**Exercise brief:**
If a line of the data below holds the word "experience", list it.

**Exercise input:**

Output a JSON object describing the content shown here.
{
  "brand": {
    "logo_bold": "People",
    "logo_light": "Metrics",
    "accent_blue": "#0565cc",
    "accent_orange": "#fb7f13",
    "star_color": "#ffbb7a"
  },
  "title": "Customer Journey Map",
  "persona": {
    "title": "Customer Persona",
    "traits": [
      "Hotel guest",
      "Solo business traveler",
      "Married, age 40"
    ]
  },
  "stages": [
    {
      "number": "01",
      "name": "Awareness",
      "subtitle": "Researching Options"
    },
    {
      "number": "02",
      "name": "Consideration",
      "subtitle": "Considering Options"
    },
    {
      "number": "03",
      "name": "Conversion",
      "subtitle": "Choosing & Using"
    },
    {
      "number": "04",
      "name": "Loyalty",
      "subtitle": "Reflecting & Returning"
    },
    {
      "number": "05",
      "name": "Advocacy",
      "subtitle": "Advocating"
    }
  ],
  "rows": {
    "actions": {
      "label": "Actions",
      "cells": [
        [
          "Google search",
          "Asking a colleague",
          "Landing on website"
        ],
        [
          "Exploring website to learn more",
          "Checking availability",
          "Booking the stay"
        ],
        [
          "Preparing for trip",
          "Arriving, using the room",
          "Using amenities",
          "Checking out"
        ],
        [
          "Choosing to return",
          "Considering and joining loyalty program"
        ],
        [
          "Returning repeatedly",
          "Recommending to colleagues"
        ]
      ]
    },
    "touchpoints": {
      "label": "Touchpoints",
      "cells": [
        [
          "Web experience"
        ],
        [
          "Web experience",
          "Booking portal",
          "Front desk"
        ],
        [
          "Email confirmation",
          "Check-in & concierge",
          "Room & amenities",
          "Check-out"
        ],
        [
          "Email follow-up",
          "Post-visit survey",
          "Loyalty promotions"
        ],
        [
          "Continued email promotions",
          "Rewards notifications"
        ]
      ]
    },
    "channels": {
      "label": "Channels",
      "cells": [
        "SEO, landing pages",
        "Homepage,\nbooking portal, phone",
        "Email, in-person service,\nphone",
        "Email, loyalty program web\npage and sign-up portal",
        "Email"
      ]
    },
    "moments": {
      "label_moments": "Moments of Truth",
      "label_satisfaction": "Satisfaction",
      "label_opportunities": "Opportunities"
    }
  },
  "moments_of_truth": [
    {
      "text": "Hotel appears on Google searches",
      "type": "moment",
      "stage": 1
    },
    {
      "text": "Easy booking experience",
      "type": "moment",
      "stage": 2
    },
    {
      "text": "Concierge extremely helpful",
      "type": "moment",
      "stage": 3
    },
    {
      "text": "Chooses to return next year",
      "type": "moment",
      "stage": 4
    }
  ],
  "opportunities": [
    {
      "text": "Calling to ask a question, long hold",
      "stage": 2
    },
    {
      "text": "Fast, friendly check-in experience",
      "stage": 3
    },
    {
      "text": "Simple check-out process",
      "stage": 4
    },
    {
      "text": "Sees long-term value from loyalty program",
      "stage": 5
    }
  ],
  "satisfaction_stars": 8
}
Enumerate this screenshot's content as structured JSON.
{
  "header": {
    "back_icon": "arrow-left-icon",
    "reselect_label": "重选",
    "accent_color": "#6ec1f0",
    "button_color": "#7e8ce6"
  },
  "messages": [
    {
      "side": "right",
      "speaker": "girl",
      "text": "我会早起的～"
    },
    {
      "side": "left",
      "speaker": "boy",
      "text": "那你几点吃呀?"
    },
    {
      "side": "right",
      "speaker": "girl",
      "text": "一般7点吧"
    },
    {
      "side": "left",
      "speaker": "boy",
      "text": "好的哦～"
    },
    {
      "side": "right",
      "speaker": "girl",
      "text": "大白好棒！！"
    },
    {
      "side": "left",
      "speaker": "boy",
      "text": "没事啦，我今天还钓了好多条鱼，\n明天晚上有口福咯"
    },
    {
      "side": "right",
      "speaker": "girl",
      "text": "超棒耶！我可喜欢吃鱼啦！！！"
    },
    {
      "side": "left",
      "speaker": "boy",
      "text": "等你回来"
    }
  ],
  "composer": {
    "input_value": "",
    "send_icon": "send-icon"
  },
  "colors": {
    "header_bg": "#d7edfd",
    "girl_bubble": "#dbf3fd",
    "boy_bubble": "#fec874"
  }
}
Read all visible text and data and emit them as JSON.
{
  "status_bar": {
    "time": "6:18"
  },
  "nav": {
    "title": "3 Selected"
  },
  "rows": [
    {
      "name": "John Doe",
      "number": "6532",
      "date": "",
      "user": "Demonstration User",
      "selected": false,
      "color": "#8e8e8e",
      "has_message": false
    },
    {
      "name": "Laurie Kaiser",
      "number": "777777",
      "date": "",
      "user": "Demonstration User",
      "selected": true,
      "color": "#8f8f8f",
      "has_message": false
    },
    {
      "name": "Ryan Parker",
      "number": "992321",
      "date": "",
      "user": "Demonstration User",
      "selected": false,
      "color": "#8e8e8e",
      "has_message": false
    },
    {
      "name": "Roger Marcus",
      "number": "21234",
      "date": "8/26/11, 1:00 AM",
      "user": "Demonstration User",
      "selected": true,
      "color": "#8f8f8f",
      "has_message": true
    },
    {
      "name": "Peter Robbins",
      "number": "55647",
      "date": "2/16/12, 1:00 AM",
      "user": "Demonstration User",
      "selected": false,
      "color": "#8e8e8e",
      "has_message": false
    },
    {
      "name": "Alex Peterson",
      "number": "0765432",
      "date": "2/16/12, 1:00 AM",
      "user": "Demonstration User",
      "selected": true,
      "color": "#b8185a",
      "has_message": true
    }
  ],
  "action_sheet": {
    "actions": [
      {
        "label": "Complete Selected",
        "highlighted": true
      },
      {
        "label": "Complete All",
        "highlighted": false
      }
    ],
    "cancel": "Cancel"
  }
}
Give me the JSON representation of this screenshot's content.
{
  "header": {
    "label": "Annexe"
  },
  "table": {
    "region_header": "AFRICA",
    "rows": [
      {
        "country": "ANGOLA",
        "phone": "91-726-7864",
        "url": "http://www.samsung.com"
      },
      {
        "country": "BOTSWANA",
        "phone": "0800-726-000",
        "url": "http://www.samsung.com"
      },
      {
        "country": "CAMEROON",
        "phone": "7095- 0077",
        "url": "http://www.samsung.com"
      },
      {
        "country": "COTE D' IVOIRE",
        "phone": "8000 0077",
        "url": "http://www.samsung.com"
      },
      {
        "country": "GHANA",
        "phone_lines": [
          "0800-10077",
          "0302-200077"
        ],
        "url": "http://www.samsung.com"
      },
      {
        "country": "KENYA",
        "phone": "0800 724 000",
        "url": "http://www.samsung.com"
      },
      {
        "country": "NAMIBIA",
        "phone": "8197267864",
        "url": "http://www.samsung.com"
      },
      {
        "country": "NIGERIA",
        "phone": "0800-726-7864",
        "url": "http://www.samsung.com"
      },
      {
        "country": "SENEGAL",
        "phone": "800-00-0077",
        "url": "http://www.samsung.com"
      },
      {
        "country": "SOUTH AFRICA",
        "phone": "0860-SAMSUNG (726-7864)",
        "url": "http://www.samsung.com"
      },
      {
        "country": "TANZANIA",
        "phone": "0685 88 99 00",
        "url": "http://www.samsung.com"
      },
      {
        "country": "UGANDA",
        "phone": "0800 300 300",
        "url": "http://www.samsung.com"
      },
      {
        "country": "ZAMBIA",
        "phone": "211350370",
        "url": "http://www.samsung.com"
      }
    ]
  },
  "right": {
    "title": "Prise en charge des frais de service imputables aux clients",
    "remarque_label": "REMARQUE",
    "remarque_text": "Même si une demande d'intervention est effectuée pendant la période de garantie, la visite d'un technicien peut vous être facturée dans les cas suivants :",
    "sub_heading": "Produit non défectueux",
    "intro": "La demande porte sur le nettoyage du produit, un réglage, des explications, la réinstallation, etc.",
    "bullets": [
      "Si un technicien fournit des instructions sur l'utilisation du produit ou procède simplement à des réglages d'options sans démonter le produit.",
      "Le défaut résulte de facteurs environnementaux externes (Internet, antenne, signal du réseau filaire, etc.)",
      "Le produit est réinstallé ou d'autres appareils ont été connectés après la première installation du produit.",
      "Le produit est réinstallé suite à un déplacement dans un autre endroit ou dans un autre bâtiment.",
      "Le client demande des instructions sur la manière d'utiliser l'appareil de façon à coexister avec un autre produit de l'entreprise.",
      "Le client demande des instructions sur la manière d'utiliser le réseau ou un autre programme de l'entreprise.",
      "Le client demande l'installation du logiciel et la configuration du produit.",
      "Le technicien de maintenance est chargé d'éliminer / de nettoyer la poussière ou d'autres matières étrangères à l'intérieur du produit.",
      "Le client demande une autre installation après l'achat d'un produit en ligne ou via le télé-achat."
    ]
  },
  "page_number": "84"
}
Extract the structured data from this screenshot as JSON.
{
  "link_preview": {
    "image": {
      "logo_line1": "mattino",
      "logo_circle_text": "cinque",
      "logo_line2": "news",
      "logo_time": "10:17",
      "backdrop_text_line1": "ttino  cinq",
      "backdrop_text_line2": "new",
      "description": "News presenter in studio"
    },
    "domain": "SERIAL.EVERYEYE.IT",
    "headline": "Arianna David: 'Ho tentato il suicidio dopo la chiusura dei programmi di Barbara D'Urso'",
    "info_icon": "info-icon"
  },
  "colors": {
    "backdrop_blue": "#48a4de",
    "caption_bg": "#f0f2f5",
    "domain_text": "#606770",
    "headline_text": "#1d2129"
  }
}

**Solution for this problem:**
          "Web experience"
          "Web experience",
      "text": "Easy booking experience",
      "text": "Fast, friendly check-in experience",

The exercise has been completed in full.